The quick folding of the US-backed Afghan government before a Taliban advance has caught many off-guard after Pentagon leaders claimed little chance of its overthrow. However, almost since the 2001 US invasion, a steady stream of reports showed the “reconstruction” was a rolling disaster.
‘So-Called Nation Building’
The US invasion of Afghanistan began on October 7, 2001 – less than a month after the September 11, 2001, terrorist attacks that killed nearly 3,000 Americans.
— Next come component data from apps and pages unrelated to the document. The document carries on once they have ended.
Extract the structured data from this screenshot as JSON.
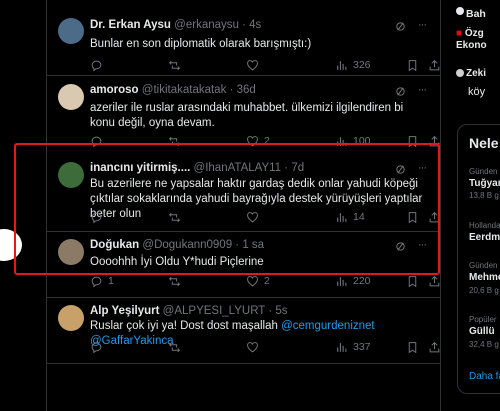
{
  "tweets": [
    {
      "name": "Dr. Erkan Aysu",
      "handle": "@erkanaysu",
      "dot": "·",
      "time": "4s",
      "text": "Bunlar en son diplomatik olarak barışmıştı:)",
      "views": "326",
      "avatar_color": "#4b6b88"
    },
    {
      "name": "amoroso",
      "handle": "@tikitakatakatak",
      "dot": "·",
      "time": "36d",
      "text": "azeriler ile ruslar arasındaki muhabbet. ülkemizi ilgilendiren bi konu değil, oyna devam.",
      "likes": "2",
      "views": "100",
      "avatar_color": "#d9c9b0"
    },
    {
      "name": "inancını yitirmiş....",
      "handle": "@IhanATALAY11",
      "dot": "·",
      "time": "7d",
      "text": "Bu azerilere ne yapsalar haktır gardaş dedik onlar yahudi köpeği çıktılar sokaklarında yahudi bayrağıyla destek yürüyüşleri yaptılar beter olun",
      "views": "14",
      "avatar_color": "#3d6b3a"
    },
    {
      "name": "Doğukan",
      "handle": "@Dogukann0909",
      "dot": "·",
      "time": "1 sa",
      "text": "Oooohhh İyi Oldu Y*hudi Piçlerine",
      "replies": "1",
      "likes": "2",
      "views": "220",
      "avatar_color": "#8a7a66"
    },
    {
      "name": "Alp Yeşilyurt",
      "handle": "@ALPYESI_LYURT",
      "dot": "·",
      "time": "5s",
      "text_plain": "Ruslar çok iyi ya! Dost dost maşallah ",
      "mention1": "@cemgurdeniznet",
      "mention2": "@GaffarYakinca",
      "views": "337",
      "avatar_color": "#c8a06a"
    }
  ],
  "sidebar": {
    "top_name": "Bah",
    "flag_text": "Özg",
    "sub_text": "Ekono",
    "user2": "Zeki",
    "user2_text": "köy",
    "trends_title": "Nele",
    "trends": [
      {
        "context": "Günden",
        "title": "Tuğyan",
        "count": "13,8 B g"
      },
      {
        "context": "Hollanda",
        "title": "Eerdm",
        "count": ""
      },
      {
        "context": "Günden",
        "title": "Mehme",
        "count": "20,6 B g"
      },
      {
        "context": "Popüler",
        "title": "Güllü",
        "count": "32,4 B g"
      }
    ],
    "show_more": "Daha fa"
  },
  "colors": {
    "accent": "#1d9bf0",
    "highlight": "#e0191c"
  }
}
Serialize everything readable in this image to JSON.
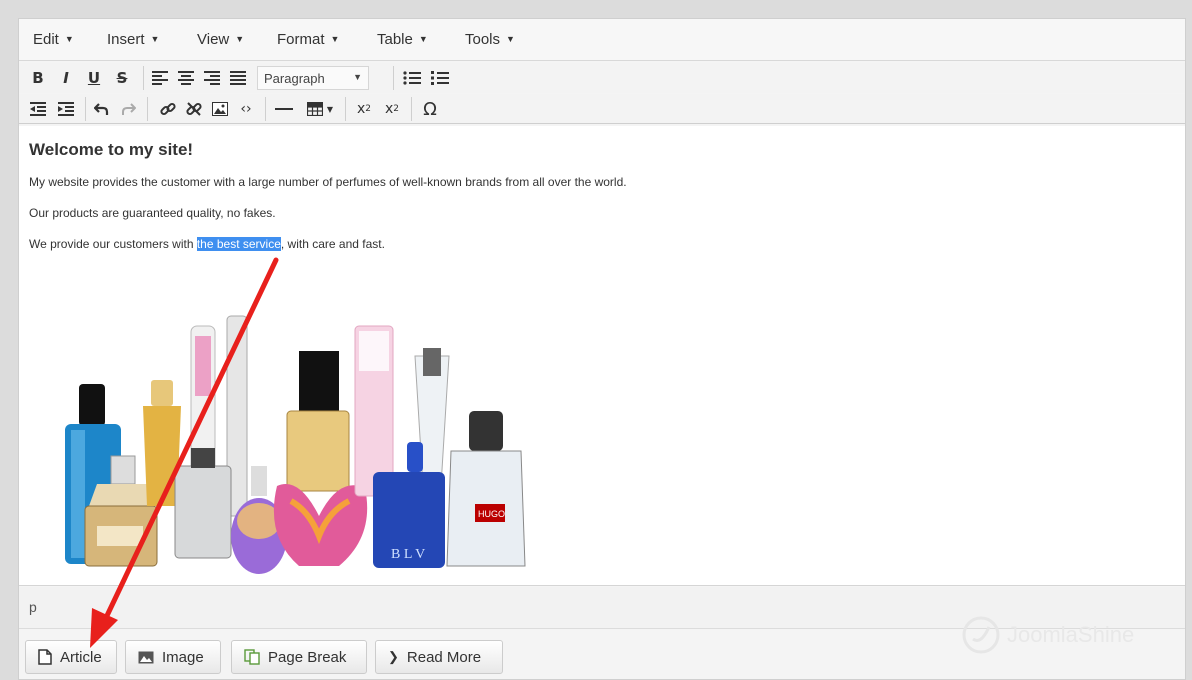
{
  "menubar": {
    "items": [
      {
        "label": "Edit"
      },
      {
        "label": "Insert"
      },
      {
        "label": "View"
      },
      {
        "label": "Format"
      },
      {
        "label": "Table"
      },
      {
        "label": "Tools"
      }
    ]
  },
  "toolbar": {
    "row1": {
      "bold": "B",
      "italic": "I",
      "underline": "U",
      "strike": "S",
      "format_select": "Paragraph"
    },
    "row2": {
      "omega": "Ω"
    }
  },
  "editor": {
    "heading": "Welcome to my site!",
    "paragraphs": [
      "My website provides the customer with a large number of perfumes of well-known brands from all over the world.",
      "Our products are guaranteed quality, no fakes."
    ],
    "p3_before": "We provide our customers with ",
    "p3_selected": "the best service",
    "p3_after": ", with care and fast.",
    "bottle_label": "B L V",
    "label_hugo": "HUGO"
  },
  "statusbar": {
    "path": "p"
  },
  "buttons": {
    "article": "Article",
    "image": "Image",
    "page_break": "Page Break",
    "read_more": "Read More"
  },
  "watermark": {
    "text": "JoomlaShine"
  },
  "colors": {
    "selection": "#3f8ff0",
    "arrow": "#e8201c"
  }
}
None of the airplane hijackers were Afghans, but the Islamic terrorist group that claimed responsibility, Al-Qaeda, was based in eastern Afghanistan, where the Taliban had allowed them to build training facilities.
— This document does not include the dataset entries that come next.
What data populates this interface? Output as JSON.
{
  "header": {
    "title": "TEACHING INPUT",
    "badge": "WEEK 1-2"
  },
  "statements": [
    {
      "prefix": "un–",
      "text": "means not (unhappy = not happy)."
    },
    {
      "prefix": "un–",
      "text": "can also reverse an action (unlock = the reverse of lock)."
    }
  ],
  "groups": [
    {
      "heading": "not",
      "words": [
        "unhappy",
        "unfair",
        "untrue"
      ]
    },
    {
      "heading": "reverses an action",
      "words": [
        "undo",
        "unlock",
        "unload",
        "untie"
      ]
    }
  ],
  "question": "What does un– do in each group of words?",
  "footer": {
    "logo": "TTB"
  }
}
In reality, this was always the goal: Bush’s government was dominated by neoconservative figures from the Project for a New American Century (PNAC) think tank, which had mused in September 2000 that the US needed “some catastrophic and catalyzing event – like a new Pearl Harbor” to jump start their grand crusade against what Bush’s deputy secretary of defense, Paul Wolfowitz, called “old surrogate Soviet regimes” across the Middle East, including Syria, Iraq, Iran, and Afghanistan.
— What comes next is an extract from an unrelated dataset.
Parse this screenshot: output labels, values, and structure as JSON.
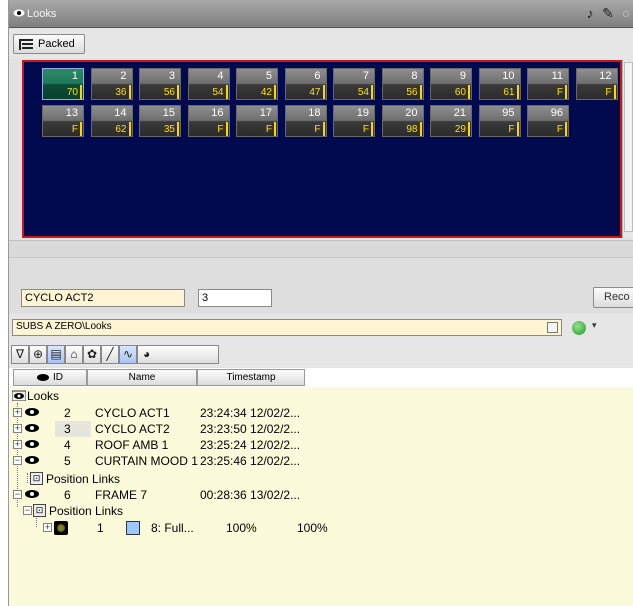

Bush pledged $320 million in aid for Afghanistan for the following year, but it wasn’t until 2004 that the first elections were organized. The winner was Hamid Karzai, a CIA asset appointed to head the interim government beginning in December 2001.
The US invasion drove the Taliban from…